By ATD Fourth World Philippines
“No comment…” that’s his reply when I ask Mr. B about the situation in the relocation sites. He moved three months ago to a new place some 2-3 hours away from Manila. A few days ago, his former dwelling under a bridge was demolished together with those of other families already relocated. He wanted to see the pictures of the demolition.
“There’s so much trash”
“We are all separated now”
The families have been relocated to four different places, one south of Manila and three to the North. The northern and southern sites are four to five hours away from each other, others are just one hour away. This happened because some families preferred to be relocated south and others north, and because the process of relocation took time, with the consequence that the first proposed sites were not available anymore.
“It will become a nice place”

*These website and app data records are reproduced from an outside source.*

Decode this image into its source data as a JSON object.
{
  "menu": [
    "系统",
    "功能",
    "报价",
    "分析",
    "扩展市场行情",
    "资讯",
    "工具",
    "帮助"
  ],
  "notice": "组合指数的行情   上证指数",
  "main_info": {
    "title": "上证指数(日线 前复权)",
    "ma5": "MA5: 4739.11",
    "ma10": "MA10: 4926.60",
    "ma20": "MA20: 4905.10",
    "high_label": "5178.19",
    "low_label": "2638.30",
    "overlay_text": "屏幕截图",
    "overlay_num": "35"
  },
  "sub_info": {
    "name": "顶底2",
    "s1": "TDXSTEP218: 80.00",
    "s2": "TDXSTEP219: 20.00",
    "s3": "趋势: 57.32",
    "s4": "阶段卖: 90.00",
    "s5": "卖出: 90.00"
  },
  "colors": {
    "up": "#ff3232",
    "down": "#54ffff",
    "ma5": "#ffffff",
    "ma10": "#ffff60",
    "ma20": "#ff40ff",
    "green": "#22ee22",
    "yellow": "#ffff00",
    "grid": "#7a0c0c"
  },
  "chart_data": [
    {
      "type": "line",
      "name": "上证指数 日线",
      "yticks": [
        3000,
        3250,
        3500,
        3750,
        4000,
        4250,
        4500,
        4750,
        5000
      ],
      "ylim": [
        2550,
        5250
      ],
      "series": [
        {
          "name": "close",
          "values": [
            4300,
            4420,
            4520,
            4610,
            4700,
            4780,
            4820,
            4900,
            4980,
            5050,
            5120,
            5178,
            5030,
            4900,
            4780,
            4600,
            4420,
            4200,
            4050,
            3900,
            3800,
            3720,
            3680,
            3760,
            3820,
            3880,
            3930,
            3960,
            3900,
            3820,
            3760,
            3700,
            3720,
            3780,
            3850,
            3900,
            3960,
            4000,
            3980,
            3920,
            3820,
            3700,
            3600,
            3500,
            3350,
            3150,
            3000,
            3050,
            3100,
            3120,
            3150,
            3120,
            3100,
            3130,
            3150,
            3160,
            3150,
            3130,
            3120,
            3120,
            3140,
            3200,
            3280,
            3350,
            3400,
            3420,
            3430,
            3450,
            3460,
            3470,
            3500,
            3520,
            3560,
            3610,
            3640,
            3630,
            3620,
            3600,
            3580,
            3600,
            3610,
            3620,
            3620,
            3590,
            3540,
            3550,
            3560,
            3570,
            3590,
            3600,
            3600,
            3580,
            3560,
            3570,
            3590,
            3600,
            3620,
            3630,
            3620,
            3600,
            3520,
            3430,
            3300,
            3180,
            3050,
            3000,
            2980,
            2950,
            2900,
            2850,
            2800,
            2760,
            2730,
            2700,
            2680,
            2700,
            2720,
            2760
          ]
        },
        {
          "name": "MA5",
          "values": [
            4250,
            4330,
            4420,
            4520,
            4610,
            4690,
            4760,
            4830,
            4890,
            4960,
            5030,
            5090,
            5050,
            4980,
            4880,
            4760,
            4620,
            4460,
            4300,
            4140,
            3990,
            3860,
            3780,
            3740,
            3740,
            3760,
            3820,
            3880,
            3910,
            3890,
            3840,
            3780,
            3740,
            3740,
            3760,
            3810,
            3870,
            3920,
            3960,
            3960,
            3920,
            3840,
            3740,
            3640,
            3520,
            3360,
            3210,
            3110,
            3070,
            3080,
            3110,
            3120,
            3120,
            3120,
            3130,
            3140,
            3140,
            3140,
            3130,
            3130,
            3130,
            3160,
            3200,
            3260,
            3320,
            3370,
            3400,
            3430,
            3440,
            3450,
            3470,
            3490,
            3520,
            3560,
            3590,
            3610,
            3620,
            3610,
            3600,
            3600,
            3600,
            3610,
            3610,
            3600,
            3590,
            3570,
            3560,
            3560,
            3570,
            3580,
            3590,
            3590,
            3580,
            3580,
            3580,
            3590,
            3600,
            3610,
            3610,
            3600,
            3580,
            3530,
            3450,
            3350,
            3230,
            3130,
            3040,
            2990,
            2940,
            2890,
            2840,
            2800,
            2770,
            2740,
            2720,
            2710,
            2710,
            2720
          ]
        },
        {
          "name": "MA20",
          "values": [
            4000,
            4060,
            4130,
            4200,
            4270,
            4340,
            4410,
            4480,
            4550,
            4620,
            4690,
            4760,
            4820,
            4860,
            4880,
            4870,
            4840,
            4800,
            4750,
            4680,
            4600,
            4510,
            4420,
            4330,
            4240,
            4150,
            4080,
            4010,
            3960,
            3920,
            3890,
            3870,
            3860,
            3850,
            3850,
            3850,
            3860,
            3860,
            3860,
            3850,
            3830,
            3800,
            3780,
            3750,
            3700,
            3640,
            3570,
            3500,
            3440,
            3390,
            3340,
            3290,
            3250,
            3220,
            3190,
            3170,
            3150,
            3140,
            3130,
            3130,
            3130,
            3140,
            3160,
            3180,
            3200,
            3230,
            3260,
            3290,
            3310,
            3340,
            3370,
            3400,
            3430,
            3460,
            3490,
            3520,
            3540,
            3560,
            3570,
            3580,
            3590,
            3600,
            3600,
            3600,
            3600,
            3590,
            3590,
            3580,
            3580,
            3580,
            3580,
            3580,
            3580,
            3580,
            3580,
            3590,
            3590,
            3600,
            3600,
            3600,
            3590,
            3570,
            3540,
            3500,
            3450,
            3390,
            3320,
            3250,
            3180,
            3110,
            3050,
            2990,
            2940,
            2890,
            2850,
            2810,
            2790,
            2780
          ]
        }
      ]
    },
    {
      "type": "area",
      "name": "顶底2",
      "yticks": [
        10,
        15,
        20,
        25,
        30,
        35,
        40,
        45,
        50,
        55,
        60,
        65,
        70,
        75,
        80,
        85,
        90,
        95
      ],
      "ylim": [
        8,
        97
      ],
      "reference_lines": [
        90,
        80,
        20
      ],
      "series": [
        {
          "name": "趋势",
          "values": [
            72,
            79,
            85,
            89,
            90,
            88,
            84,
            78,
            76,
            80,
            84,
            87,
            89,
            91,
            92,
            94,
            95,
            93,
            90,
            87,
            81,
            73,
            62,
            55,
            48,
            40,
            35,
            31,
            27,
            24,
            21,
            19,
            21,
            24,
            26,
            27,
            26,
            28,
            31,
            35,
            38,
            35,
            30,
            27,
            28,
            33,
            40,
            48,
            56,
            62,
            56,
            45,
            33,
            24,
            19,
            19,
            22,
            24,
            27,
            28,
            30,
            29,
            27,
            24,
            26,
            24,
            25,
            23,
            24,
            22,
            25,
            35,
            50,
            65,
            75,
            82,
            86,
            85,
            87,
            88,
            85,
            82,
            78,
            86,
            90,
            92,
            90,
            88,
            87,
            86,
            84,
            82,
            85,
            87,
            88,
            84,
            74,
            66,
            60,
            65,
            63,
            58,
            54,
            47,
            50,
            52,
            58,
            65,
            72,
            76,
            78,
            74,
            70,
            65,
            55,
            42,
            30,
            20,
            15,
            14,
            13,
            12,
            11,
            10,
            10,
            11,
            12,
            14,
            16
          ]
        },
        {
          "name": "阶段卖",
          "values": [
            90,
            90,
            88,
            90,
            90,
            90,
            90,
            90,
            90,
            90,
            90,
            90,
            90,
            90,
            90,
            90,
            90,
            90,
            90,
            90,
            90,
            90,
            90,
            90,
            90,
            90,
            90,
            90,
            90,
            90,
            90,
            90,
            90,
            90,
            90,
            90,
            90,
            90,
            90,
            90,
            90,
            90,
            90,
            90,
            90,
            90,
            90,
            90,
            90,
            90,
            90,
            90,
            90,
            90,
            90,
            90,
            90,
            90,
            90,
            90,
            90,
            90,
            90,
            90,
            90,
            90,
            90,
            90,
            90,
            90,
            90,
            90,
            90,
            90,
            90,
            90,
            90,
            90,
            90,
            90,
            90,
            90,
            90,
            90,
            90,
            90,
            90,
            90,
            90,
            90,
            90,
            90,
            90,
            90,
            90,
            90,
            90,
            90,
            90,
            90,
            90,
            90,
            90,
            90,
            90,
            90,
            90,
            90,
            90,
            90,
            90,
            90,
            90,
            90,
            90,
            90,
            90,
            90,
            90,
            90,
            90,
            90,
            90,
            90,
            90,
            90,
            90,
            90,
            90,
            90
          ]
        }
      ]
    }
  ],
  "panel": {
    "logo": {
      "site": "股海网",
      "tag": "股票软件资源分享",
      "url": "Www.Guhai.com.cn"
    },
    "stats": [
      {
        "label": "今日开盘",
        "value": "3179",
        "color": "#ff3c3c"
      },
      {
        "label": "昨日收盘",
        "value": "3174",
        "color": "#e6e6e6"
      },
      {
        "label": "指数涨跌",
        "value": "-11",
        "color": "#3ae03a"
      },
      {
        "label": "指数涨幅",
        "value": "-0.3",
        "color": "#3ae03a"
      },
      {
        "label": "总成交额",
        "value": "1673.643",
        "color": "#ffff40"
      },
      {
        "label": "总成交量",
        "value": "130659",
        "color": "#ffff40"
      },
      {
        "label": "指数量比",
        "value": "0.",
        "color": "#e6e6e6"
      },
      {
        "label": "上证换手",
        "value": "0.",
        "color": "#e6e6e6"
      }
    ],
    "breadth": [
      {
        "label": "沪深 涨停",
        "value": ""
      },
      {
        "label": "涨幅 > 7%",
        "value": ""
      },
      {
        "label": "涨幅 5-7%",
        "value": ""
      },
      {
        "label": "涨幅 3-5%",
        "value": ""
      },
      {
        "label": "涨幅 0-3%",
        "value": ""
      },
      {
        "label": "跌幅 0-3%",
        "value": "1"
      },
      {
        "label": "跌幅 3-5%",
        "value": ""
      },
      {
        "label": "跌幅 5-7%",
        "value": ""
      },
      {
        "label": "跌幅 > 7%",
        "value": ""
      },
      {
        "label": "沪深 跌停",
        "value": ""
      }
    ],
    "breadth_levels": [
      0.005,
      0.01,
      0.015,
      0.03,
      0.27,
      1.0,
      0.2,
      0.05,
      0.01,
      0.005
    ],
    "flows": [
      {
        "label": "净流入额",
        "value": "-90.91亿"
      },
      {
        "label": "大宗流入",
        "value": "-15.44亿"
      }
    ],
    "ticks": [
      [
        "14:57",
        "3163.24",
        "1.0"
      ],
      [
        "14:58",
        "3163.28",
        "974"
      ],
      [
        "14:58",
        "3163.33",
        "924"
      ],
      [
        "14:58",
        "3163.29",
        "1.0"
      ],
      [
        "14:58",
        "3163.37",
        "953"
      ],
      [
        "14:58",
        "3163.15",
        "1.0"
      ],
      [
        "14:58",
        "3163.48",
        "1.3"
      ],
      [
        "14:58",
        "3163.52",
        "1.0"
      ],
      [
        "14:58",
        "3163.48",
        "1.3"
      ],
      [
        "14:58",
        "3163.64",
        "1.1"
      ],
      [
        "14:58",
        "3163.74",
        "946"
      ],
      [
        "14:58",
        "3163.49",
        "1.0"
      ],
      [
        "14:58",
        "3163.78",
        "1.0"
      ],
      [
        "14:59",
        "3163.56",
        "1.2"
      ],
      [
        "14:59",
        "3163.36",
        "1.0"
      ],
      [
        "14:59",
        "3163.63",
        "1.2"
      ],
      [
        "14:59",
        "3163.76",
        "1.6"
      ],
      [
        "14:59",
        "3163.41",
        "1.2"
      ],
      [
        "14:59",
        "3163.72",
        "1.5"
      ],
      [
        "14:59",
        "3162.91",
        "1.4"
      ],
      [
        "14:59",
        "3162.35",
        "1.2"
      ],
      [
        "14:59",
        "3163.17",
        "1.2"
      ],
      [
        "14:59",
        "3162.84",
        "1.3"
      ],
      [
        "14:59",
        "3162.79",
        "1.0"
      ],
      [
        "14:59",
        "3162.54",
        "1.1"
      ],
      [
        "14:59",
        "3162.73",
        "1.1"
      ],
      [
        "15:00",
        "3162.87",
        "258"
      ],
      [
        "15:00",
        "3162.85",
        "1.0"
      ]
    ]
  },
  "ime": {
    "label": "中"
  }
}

Last December Mr. B invited some other newly relocated families to show the small yard in front of his house. He insisted on taking a picture saying he probably had the most beautiful Christmas decoration of the whole site. For sure the house represents the hope for a better life. “Once in a life-time chance” he and others will tell us. The families are all very thankful for the opportunity to obtain and live in a “real” house. For most of them, it’s the first time in their life.
Somehow, instinctively, they know what they have missed for all these years. Within the first hour after arrival in the new house, the families started their new life: Children were playing with a ball and a mother walked her toddler in a stroller. This they could not do under the bridge. We see the happy faces, we see the big smiles, we see eyes full of hope.
However, after the first hours or days of ecstasy, the real challenge starts. For them, to move is not just a matter of changing places, it’s the start of a new life. In Tagalog there is only one letter difference between life (buhay) and house (bahay) but better than anyone else Mr. B and all other relocated families know what a difference a letter can make.
“No comment …” was probably a very wise reply. Mr. B too hopes that a new house will be the start of a new life but he couldn’t just say this. Too many uncertainties were probably still in his head. Will he find a job nearby? Will his children get enrolled in school? Will he be able to pay the monthly utility bills and mortgage of the house?